(Task description): All the data should come back exactly as it was given.

Dataset rows for apps and sites
▼

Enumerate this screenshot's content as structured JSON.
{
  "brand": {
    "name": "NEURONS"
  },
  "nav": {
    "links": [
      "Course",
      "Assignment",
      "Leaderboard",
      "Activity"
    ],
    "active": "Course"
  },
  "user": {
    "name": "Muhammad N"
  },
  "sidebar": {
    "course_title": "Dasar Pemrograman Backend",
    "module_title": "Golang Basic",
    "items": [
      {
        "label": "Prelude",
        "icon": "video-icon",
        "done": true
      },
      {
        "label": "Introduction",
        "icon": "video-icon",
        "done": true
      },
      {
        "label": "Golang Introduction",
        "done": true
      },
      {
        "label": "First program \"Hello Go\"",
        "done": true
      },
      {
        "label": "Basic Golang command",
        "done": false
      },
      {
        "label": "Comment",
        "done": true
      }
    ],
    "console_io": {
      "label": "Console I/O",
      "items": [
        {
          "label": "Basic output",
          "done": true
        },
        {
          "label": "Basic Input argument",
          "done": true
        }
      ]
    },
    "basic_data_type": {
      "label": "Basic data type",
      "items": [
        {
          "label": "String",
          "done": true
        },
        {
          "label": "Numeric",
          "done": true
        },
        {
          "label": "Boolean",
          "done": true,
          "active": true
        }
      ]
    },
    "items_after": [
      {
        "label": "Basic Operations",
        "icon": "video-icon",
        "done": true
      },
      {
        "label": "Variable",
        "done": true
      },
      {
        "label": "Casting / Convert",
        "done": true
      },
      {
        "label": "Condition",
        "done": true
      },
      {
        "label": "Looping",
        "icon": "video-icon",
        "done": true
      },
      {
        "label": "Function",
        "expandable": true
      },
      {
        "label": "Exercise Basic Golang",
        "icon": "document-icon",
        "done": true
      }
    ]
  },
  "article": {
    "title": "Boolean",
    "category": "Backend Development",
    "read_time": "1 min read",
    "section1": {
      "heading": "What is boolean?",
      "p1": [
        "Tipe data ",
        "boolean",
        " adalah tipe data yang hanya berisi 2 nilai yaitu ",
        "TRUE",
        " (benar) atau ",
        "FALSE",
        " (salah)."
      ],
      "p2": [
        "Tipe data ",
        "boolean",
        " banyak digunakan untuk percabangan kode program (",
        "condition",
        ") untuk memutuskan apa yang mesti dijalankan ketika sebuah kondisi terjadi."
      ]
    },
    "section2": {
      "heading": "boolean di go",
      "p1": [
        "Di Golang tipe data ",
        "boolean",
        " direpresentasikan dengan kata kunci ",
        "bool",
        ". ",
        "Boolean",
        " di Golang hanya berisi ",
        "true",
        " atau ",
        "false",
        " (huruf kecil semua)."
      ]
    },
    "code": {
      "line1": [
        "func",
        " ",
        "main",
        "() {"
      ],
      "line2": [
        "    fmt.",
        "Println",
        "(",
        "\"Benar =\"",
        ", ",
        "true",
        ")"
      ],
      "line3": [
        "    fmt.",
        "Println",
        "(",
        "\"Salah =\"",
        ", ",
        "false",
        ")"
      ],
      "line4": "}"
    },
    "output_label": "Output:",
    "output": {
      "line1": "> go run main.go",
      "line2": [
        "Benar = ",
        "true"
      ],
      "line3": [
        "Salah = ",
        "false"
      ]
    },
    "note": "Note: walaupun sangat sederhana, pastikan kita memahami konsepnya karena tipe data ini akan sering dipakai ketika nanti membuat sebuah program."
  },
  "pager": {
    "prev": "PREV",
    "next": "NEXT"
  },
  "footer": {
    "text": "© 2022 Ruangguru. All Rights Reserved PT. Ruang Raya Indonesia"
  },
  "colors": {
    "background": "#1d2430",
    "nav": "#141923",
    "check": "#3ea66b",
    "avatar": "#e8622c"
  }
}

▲

(Result):
Enumerate this screenshot's content as structured JSON.
{
  "brand": {
    "name": "NEURONS"
  },
  "nav": {
    "links": [
      "Course",
      "Assignment",
      "Leaderboard",
      "Activity"
    ],
    "active": "Course"
  },
  "user": {
    "name": "Muhammad N"
  },
  "sidebar": {
    "course_title": "Dasar Pemrograman Backend",
    "module_title": "Golang Basic",
    "items": [
      {
        "label": "Prelude",
        "icon": "video-icon",
        "done": true
      },
      {
        "label": "Introduction",
        "icon": "video-icon",
        "done": true
      },
      {
        "label": "Golang Introduction",
        "done": true
      },
      {
        "label": "First program \"Hello Go\"",
        "done": true
      },
      {
        "label": "Basic Golang command",
        "done": false
      },
      {
        "label": "Comment",
        "done": true
      }
    ],
    "console_io": {
      "label": "Console I/O",
      "items": [
        {
          "label": "Basic output",
          "done": true
        },
        {
          "label": "Basic Input argument",
          "done": true
        }
      ]
    },
    "basic_data_type": {
      "label": "Basic data type",
      "items": [
        {
          "label": "String",
          "done": true
        },
        {
          "label": "Numeric",
          "done": true
        },
        {
          "label": "Boolean",
          "done": true,
          "active": true
        }
      ]
    },
    "items_after": [
      {
        "label": "Basic Operations",
        "icon": "video-icon",
        "done": true
      },
      {
        "label": "Variable",
        "done": true
      },
      {
        "label": "Casting / Convert",
        "done": true
      },
      {
        "label": "Condition",
        "done": true
      },
      {
        "label": "Looping",
        "icon": "video-icon",
        "done": true
      },
      {
        "label": "Function",
        "expandable": true
      },
      {
        "label": "Exercise Basic Golang",
        "icon": "document-icon",
        "done": true
      }
    ]
  },
  "article": {
    "title": "Boolean",
    "category": "Backend Development",
    "read_time": "1 min read",
    "section1": {
      "heading": "What is boolean?",
      "p1": [
        "Tipe data ",
        "boolean",
        " adalah tipe data yang hanya berisi 2 nilai yaitu ",
        "TRUE",
        " (benar) atau ",
        "FALSE",
        " (salah)."
      ],
      "p2": [
        "Tipe data ",
        "boolean",
        " banyak digunakan untuk percabangan kode program (",
        "condition",
        ") untuk memutuskan apa yang mesti dijalankan ketika sebuah kondisi terjadi."
      ]
    },
    "section2": {
      "heading": "boolean di go",
      "p1": [
        "Di Golang tipe data ",
        "boolean",
        " direpresentasikan dengan kata kunci ",
        "bool",
        ". ",
        "Boolean",
        " di Golang hanya berisi ",
        "true",
        " atau ",
        "false",
        " (huruf kecil semua)."
      ]
    },
    "code": {
      "line1": [
        "func",
        " ",
        "main",
        "() {"
      ],
      "line2": [
        "    fmt.",
        "Println",
        "(",
        "\"Benar =\"",
        ", ",
        "true",
        ")"
      ],
      "line3": [
        "    fmt.",
        "Println",
        "(",
        "\"Salah =\"",
        ", ",
        "false",
        ")"
      ],
      "line4": "}"
    },
    "output_label": "Output:",
    "output": {
      "line1": "> go run main.go",
      "line2": [
        "Benar = ",
        "true"
      ],
      "line3": [
        "Salah = ",
        "false"
      ]
    },
    "note": "Note: walaupun sangat sederhana, pastikan kita memahami konsepnya karena tipe data ini akan sering dipakai ketika nanti membuat sebuah program."
  },
  "pager": {
    "prev": "PREV",
    "next": "NEXT"
  },
  "footer": {
    "text": "© 2022 Ruangguru. All Rights Reserved PT. Ruang Raya Indonesia"
  },
  "colors": {
    "background": "#1d2430",
    "nav": "#141923",
    "check": "#3ea66b",
    "avatar": "#e8622c"
  }
}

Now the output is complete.